* _RECORD EXTRACTS_
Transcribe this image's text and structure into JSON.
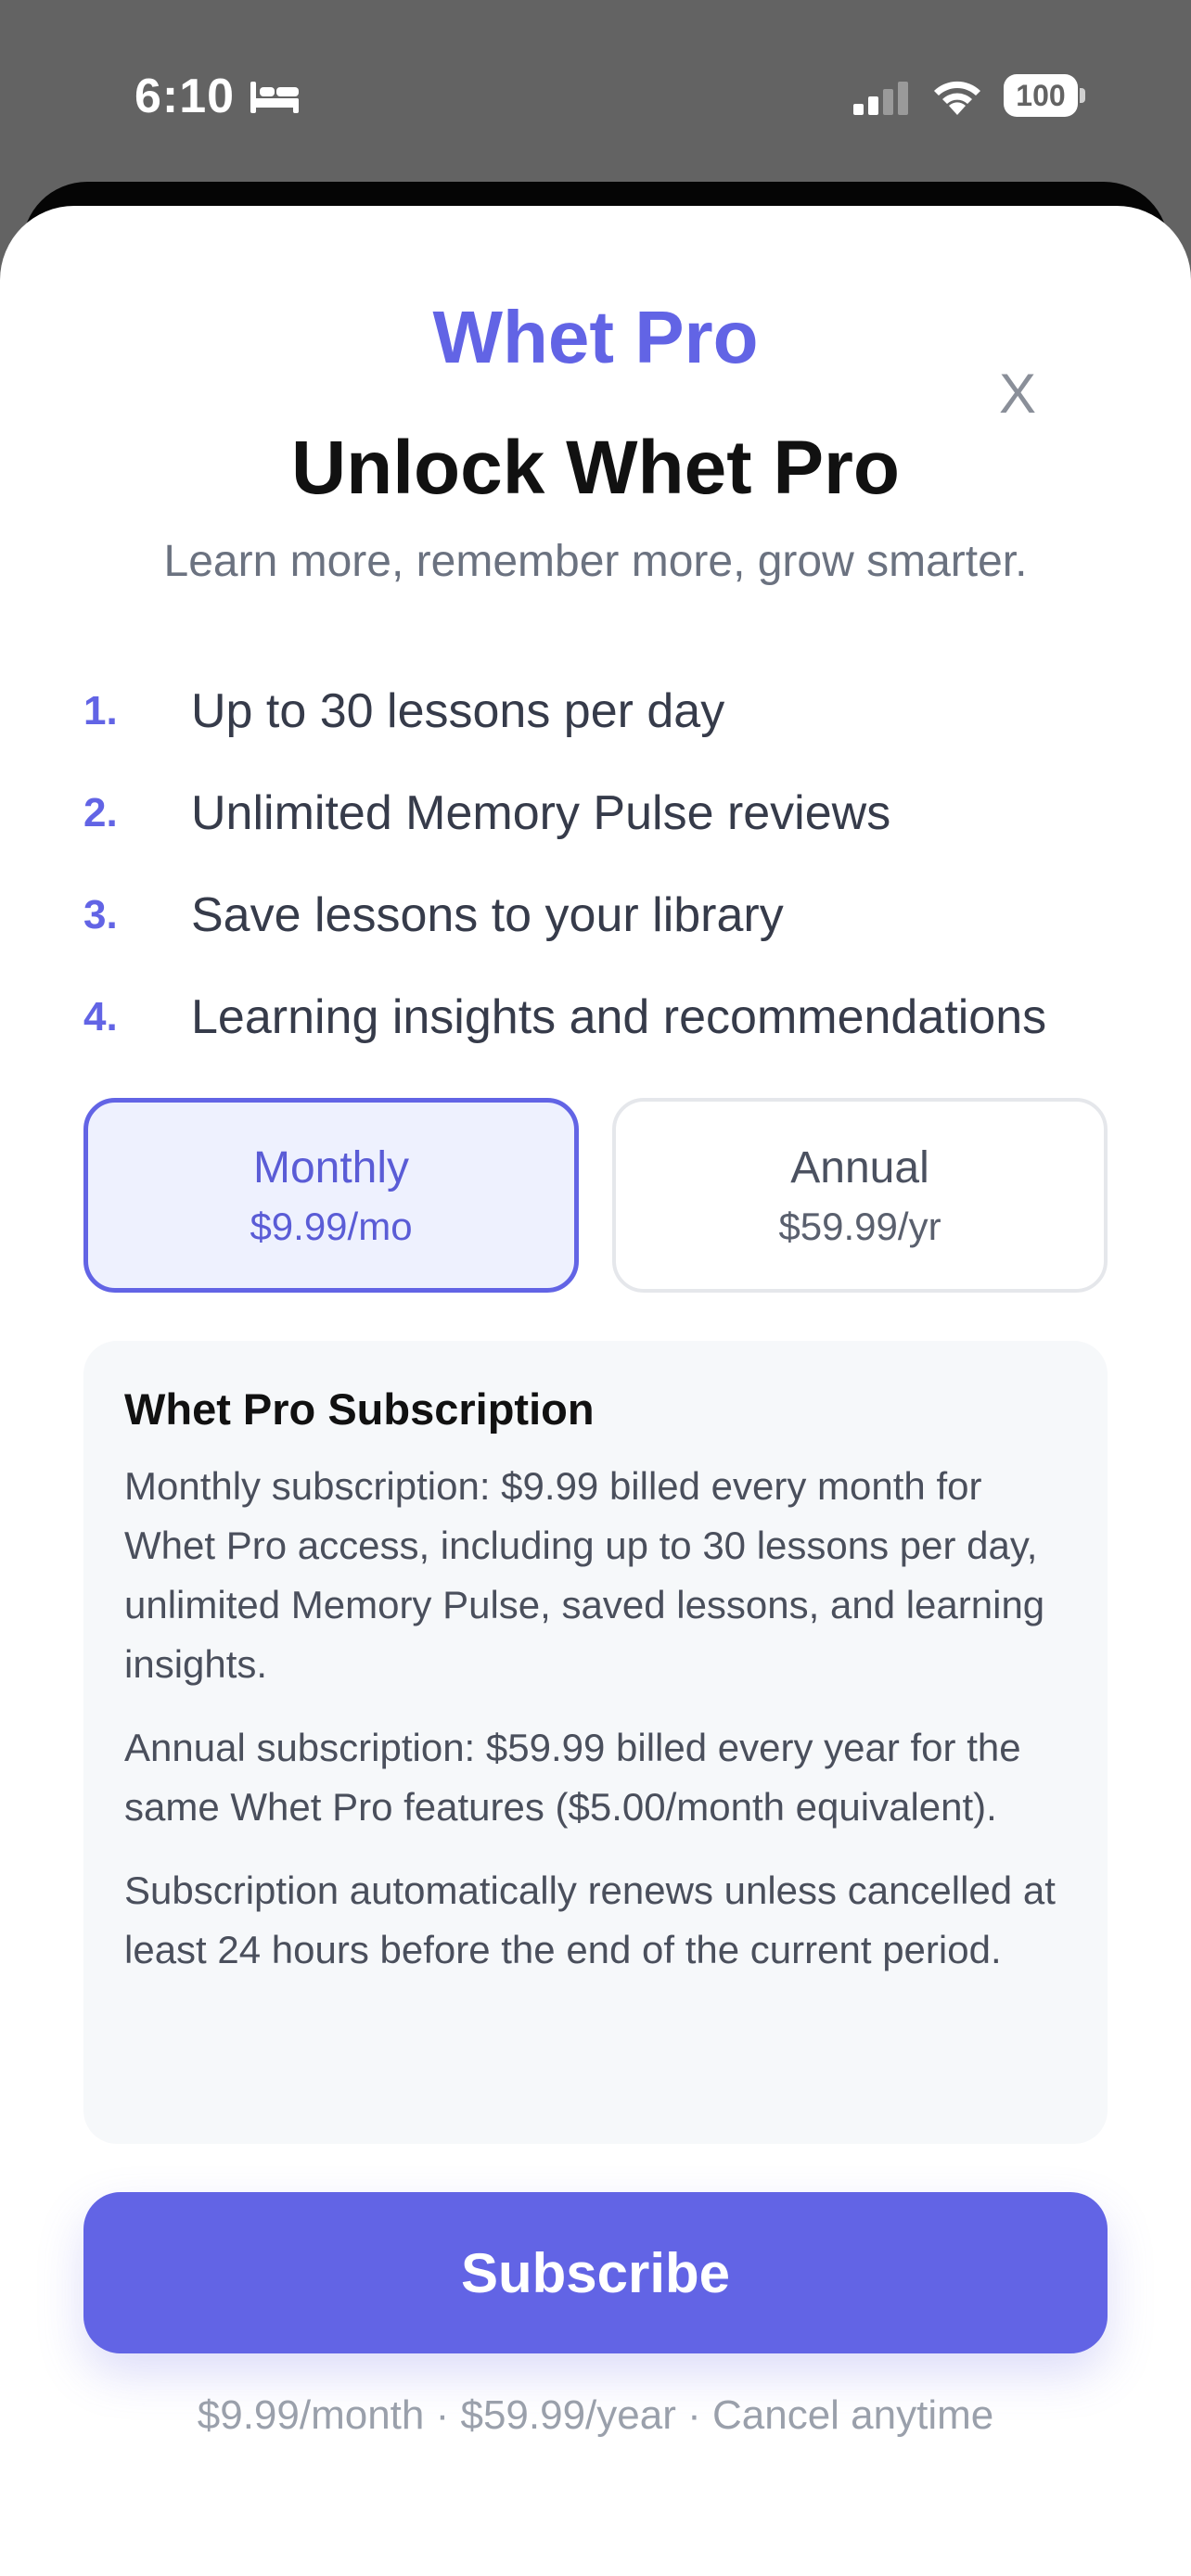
{
  "status_bar": {
    "time": "6:10",
    "battery": "100"
  },
  "paywall": {
    "brand": "Whet Pro",
    "close_label": "X",
    "title": "Unlock Whet Pro",
    "subtitle": "Learn more, remember more, grow smarter.",
    "features": [
      {
        "number": "1.",
        "text": "Up to 30 lessons per day"
      },
      {
        "number": "2.",
        "text": "Unlimited Memory Pulse reviews"
      },
      {
        "number": "3.",
        "text": "Save lessons to your library"
      },
      {
        "number": "4.",
        "text": "Learning insights and recommendations"
      }
    ],
    "plans": [
      {
        "name": "Monthly",
        "price": "$9.99/mo",
        "selected": true
      },
      {
        "name": "Annual",
        "price": "$59.99/yr",
        "selected": false
      }
    ],
    "details": {
      "title": "Whet Pro Subscription",
      "paragraphs": [
        "Monthly subscription: $9.99 billed every month for Whet Pro access, including up to 30 lessons per day, unlimited Memory Pulse, saved lessons, and learning insights.",
        "Annual subscription: $59.99 billed every year for the same Whet Pro features ($5.00/month equivalent).",
        "Subscription automatically renews unless cancelled at least 24 hours before the end of the current period."
      ]
    },
    "subscribe_label": "Subscribe",
    "footer": "$9.99/month · $59.99/year · Cancel anytime"
  },
  "colors": {
    "accent": "#6264e5",
    "status_bar_bg": "#636363"
  }
}
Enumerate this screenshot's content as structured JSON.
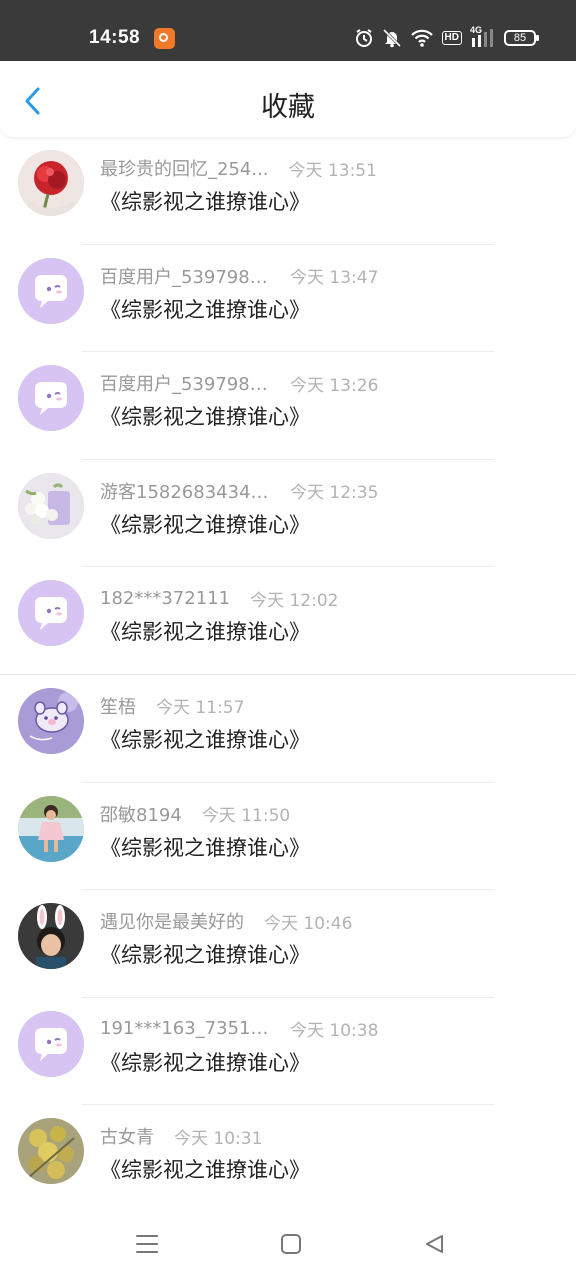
{
  "status_bar": {
    "time": "14:58",
    "battery": "85",
    "network": "4G",
    "hd": "HD"
  },
  "header": {
    "title": "收藏"
  },
  "items": [
    {
      "name": "最珍贵的回忆_254...",
      "time": "今天 13:51",
      "title": "《综影视之谁撩谁心》",
      "avatar": "red-flower-photo"
    },
    {
      "name": "百度用户_5397989...",
      "time": "今天 13:47",
      "title": "《综影视之谁撩谁心》",
      "avatar": "default-chat"
    },
    {
      "name": "百度用户_5397989...",
      "time": "今天 13:26",
      "title": "《综影视之谁撩谁心》",
      "avatar": "default-chat"
    },
    {
      "name": "游客15826834349...",
      "time": "今天 12:35",
      "title": "《综影视之谁撩谁心》",
      "avatar": "white-flowers-photo"
    },
    {
      "name": "182***372111",
      "time": "今天 12:02",
      "title": "《综影视之谁撩谁心》",
      "avatar": "default-chat"
    },
    {
      "name": "笙梧",
      "time": "今天 11:57",
      "title": "《综影视之谁撩谁心》",
      "avatar": "cartoon-purple"
    },
    {
      "name": "邵敏8194",
      "time": "今天 11:50",
      "title": "《综影视之谁撩谁心》",
      "avatar": "child-photo"
    },
    {
      "name": "遇见你是最美好的",
      "time": "今天 10:46",
      "title": "《综影视之谁撩谁心》",
      "avatar": "bunny-ears-photo"
    },
    {
      "name": "191***163_73518...",
      "time": "今天 10:38",
      "title": "《综影视之谁撩谁心》",
      "avatar": "default-chat"
    },
    {
      "name": "古女青",
      "time": "今天 10:31",
      "title": "《综影视之谁撩谁心》",
      "avatar": "yellow-flowers-photo"
    }
  ],
  "colors": {
    "accent": "#2b9be8",
    "avatar_default": "#d7c4f3"
  }
}
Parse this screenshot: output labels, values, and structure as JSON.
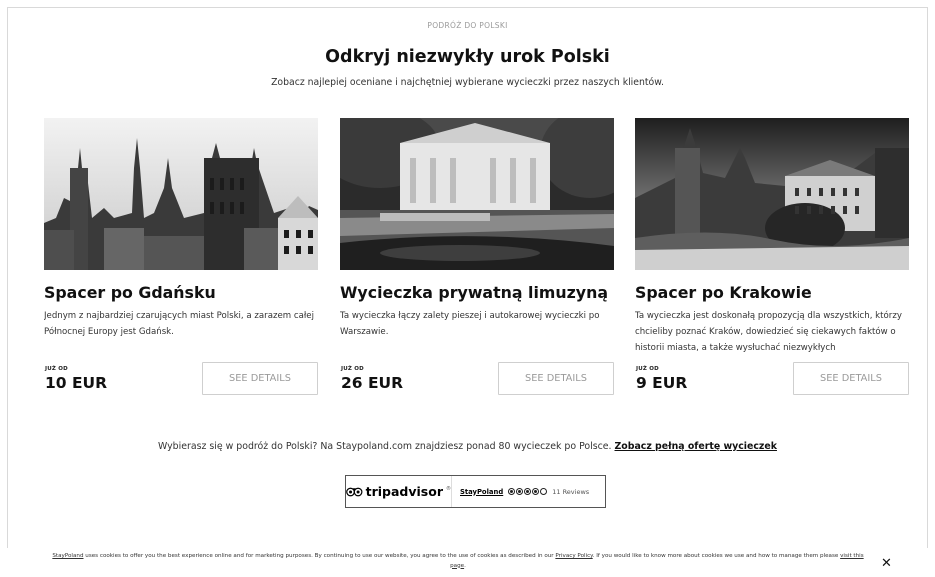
{
  "section": {
    "eyebrow": "PODRÓŻ DO POLSKI",
    "title": "Odkryj niezwykły urok Polski",
    "subtitle": "Zobacz najlepiej oceniane i najchętniej wybierane wycieczki przez naszych klientów."
  },
  "tours": [
    {
      "name": "Spacer po Gdańsku",
      "description": "Jednym z najbardziej czarujących miast Polski, a zarazem całej Północnej Europy jest Gdańsk.",
      "price_from": "JUŻ OD",
      "price": "10 EUR",
      "details_label": "SEE DETAILS"
    },
    {
      "name": "Wycieczka prywatną limuzyną",
      "description": "Ta wycieczka łączy zalety pieszej i autokarowej wycieczki po Warszawie.",
      "price_from": "JUŻ OD",
      "price": "26 EUR",
      "details_label": "SEE DETAILS"
    },
    {
      "name": "Spacer po Krakowie",
      "description": "Ta wycieczka jest doskonałą propozycją dla wszystkich, którzy chcieliby poznać Kraków, dowiedzieć się ciekawych faktów o historii miasta, a także wysłuchać niezwykłych",
      "price_from": "JUŻ OD",
      "price": "9 EUR",
      "details_label": "SEE DETAILS"
    }
  ],
  "promo": {
    "text": "Wybierasz się w podróż do Polski? Na Staypoland.com znajdziesz ponad 80 wycieczek po Polsce. ",
    "link": "Zobacz pełną ofertę wycieczek"
  },
  "tripadvisor": {
    "logo_text": "tripadvisor",
    "tm": "®",
    "brand": "StayPoland",
    "rating": 4,
    "rating_max": 5,
    "reviews": "11 Reviews"
  },
  "cookie": {
    "brand": "StayPoland",
    "text1": " uses cookies to offer you the best experience online and for marketing purposes. By continuing to use our website, you agree to the use of cookies as described in our ",
    "policy_link": "Privacy Policy",
    "text2": ". If you would like to know more about cookies we use and how to manage them please ",
    "visit_link": "visit this page",
    "text3": ".",
    "close_label": "✕"
  }
}
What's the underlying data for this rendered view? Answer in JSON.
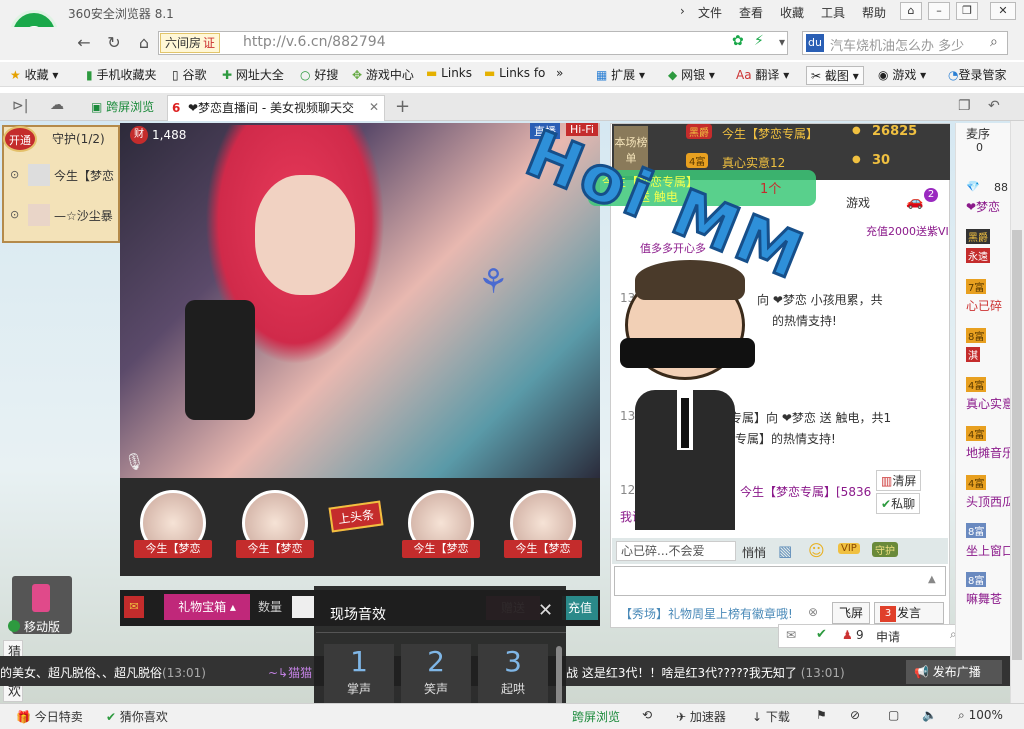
{
  "browser": {
    "title": "360安全浏览器 8.1",
    "menus": [
      "文件",
      "查看",
      "收藏",
      "工具",
      "帮助"
    ],
    "site_badge": "六间房",
    "site_cert": "证",
    "url": "http://v.6.cn/882794",
    "search_placeholder": "汽车烧机油怎么办 多少",
    "favorites": [
      "收藏",
      "手机收藏夹",
      "谷歌",
      "网址大全",
      "好搜",
      "游戏中心",
      "Links",
      "Links fo"
    ],
    "extensions": [
      "扩展",
      "网银",
      "翻译",
      "截图",
      "游戏",
      "登录管家"
    ],
    "tab_cross": "跨屏浏览",
    "tab_active": "❤梦恋直播间 - 美女视频聊天交",
    "status": {
      "today_deals": "今日特卖",
      "guess_like": "猜你喜欢",
      "cross": "跨屏浏览",
      "accel": "加速器",
      "download": "下载",
      "zoom": "100%"
    }
  },
  "page": {
    "guard": {
      "open_label": "开通",
      "title": "守护(1/2)",
      "members": [
        "今生【梦恋",
        "—☆沙尘暴"
      ]
    },
    "viewer_count": "1,488",
    "live_badge": "直播",
    "hifi_badge": "Hi-Fi",
    "hearts_label": "今生【梦恋",
    "headline_badge": "上头条",
    "gift_box_label": "礼物宝箱",
    "quantity_label": "数量",
    "gift_target": "梦恋",
    "give_button": "赠送",
    "recharge_button": "充值",
    "mobile_label": "移动版",
    "guess_label": "猜你喜欢",
    "rank": {
      "this_show": "本场榜单",
      "rows": [
        {
          "name": "今生【梦恋专属】",
          "badge": "黑爵",
          "coins": "26825"
        },
        {
          "name": "真心实意12",
          "badge": "4富",
          "coins": "30"
        }
      ]
    },
    "gift_announce": {
      "user": "今生【梦恋专属】",
      "gift": "送 触电",
      "count": "1个"
    },
    "chat": {
      "tab_game": "游戏",
      "tab_count": "2",
      "promo": "充值2000送紫VI",
      "promo2": "值多多开心多",
      "messages": [
        {
          "time": "13",
          "text": "向 ❤梦恋  小孩甩累，共"
        },
        {
          "time": "",
          "text": "的热情支持!"
        },
        {
          "time": "13:02",
          "text": "专属】向 ❤梦恋 送 触电，共1"
        },
        {
          "time": "",
          "text": "专属】的热情支持!"
        },
        {
          "time": "12:54",
          "text": "今生【梦恋专属】[5836"
        },
        {
          "time": "",
          "text": "我说: 截图"
        }
      ],
      "input_hint": "心已碎...不会爱",
      "quiet_label": "悄悄",
      "clear_label": "清屏",
      "private_label": "私聊",
      "show_notice": "【秀场】礼物周星上榜有徽章哦!",
      "fly_button": "飞屏",
      "send_button": "发言",
      "send_badge": "3"
    },
    "mic": {
      "title": "麦序",
      "count": "0",
      "apply": "申请",
      "add": "添加",
      "people": "9"
    },
    "right_list": [
      "88",
      "❤梦恋",
      "黑爵",
      "永遠",
      "7富",
      "心已碎",
      "8富",
      "淇",
      "4富",
      "真心实意",
      "4富",
      "地摊音乐",
      "4富",
      "头顶西瓜",
      "8富",
      "坐上窗口",
      "8富",
      "嘛舞苍"
    ],
    "sound": {
      "title": "现场音效",
      "buttons": [
        {
          "num": "1",
          "label": "掌声"
        },
        {
          "num": "2",
          "label": "笑声"
        },
        {
          "num": "3",
          "label": "起哄"
        }
      ]
    },
    "ticker_left": "的美女、超凡脱俗、、超凡脱俗",
    "ticker_left_time": "(13:01)",
    "ticker_mid": "~↳猫猫",
    "ticker_right": "战 这是红3代！！啥是红3代?????我无知了",
    "ticker_right_time": "(13:01)",
    "broadcast": "发布广播",
    "mm_text": "Hoi MM"
  },
  "colors": {
    "accent": "#1aa84a",
    "red": "#c42c2c",
    "chat_name": "#8b1a8b"
  }
}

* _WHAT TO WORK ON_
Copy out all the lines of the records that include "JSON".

* _RESPONSE TO THIS EXERCISE_
Transcribe this image's text and structure into JSON.
Enumerate this screenshot's content as structured JSON.
Parse this screenshot: output labels, values, and structure as JSON.
What's the underlying data for this rendered view? Answer in JSON.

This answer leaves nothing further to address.